Warming Makes US West Megadrought Worst In Modern Age

Apr 16, 2020

A new study finds that much of the western United States is baking in what scientists call an emerging megadrought.

This March 31, 2018 photo provided by researcher A. Park Williams shows the Catalina Mountains in southern Arizona. A two-decade-long dry spell that has parched much of the western United States is turning into one of the deepest megadroughts in the region in more than 1,200 years, and about half of this historic drought can be blamed on man-made global warming, according to a study released Thursday, April 16, 2020 in the journal Science.
Credit A. Park Williams/Lamont-Doherty Earth Observatory via AP

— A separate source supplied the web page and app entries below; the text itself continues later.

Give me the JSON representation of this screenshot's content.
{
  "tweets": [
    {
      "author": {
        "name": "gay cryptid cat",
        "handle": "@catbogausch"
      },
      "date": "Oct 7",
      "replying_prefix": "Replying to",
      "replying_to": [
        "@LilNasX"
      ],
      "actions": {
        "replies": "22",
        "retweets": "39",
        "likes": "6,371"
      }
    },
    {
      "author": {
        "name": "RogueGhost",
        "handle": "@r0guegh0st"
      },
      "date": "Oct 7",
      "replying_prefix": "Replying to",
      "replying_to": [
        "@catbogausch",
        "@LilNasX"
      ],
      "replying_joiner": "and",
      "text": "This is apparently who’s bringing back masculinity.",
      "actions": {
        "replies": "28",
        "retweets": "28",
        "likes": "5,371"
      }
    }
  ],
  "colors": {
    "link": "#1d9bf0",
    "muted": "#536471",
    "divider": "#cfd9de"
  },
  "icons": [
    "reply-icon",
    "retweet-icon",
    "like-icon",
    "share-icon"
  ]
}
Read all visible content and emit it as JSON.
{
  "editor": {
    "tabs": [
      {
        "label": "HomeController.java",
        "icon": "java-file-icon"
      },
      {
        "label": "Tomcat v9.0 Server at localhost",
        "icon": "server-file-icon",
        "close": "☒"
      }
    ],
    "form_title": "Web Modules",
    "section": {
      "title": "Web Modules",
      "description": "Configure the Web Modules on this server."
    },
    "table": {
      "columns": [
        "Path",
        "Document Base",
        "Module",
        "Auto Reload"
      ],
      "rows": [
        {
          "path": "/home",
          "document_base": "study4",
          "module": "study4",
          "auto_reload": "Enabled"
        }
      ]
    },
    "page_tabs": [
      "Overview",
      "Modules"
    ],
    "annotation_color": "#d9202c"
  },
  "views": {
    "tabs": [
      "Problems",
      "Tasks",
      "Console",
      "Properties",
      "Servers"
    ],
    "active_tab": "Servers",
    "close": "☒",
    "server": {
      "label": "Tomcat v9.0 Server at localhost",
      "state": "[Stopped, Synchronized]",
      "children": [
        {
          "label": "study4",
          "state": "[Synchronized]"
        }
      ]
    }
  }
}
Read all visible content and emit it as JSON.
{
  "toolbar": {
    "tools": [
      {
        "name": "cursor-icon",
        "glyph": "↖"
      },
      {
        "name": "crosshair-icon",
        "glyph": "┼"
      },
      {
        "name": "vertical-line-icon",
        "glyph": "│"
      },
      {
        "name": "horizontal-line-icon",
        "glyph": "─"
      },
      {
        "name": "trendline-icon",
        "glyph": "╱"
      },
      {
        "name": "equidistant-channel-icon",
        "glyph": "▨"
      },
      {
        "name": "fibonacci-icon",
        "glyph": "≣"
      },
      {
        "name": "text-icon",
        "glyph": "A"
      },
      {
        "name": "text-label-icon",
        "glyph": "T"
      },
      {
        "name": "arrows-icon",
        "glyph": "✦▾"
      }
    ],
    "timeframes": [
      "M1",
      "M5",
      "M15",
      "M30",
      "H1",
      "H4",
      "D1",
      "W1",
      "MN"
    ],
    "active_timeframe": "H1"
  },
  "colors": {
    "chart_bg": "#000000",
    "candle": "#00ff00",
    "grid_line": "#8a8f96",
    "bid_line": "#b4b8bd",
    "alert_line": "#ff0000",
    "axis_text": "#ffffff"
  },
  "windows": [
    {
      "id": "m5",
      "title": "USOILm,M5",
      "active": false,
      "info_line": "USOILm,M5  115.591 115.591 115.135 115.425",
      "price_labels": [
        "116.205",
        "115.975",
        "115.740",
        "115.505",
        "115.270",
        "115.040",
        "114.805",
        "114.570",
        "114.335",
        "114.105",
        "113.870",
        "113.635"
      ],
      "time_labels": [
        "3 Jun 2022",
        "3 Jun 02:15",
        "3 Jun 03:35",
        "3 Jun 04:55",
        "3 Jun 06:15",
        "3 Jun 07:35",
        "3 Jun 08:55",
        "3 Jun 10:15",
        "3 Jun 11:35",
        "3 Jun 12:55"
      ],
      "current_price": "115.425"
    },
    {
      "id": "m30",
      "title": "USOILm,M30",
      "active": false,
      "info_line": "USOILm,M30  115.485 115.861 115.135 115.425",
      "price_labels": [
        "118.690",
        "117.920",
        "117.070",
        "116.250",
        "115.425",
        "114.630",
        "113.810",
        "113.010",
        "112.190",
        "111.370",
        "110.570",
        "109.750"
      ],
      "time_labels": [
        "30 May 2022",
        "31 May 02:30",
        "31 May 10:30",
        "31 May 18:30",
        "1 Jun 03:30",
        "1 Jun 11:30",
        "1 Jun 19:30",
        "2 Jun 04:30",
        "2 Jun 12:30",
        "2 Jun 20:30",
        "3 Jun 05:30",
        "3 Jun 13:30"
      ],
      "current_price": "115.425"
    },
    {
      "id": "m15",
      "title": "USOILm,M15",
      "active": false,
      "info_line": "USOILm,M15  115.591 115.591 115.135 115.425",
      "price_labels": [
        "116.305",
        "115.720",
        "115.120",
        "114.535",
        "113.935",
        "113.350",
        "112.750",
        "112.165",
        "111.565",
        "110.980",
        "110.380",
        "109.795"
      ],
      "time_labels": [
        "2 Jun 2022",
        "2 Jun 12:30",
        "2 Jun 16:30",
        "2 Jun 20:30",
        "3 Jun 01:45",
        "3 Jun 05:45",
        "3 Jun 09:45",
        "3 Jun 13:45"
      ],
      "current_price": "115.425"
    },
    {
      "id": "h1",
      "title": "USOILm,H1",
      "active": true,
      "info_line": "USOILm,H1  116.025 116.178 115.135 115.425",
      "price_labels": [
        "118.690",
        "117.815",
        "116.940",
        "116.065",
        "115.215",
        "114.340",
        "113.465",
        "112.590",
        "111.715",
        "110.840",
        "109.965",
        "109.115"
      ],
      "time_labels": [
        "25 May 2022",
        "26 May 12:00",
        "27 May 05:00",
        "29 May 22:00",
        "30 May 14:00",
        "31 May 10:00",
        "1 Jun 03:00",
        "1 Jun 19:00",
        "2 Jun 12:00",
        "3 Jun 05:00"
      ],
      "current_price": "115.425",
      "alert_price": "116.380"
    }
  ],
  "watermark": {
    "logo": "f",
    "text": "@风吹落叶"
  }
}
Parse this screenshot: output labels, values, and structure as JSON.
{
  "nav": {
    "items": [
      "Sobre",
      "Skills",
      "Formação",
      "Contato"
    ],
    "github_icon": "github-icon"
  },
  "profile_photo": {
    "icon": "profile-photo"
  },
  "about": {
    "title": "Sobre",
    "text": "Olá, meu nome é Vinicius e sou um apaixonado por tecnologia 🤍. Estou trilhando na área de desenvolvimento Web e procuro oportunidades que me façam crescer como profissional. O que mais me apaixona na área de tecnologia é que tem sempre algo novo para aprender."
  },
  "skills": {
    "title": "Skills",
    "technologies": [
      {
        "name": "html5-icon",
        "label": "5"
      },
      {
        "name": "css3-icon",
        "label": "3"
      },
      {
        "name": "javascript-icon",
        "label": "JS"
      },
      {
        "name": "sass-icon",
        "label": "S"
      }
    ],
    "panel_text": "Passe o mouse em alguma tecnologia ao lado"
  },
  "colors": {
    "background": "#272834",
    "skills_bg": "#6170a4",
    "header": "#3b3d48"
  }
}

Thursday's study in the journal Science blames almost half the problem on man-made global warming, which scientists say is only getting worse. Multi-decade deep droughts happen every couple of hundred years. But the current one is one of the most severe since the year 800. Some scientists say this drought, which started in 2000, may not have lasted long enough yet to qualify as a megadrought.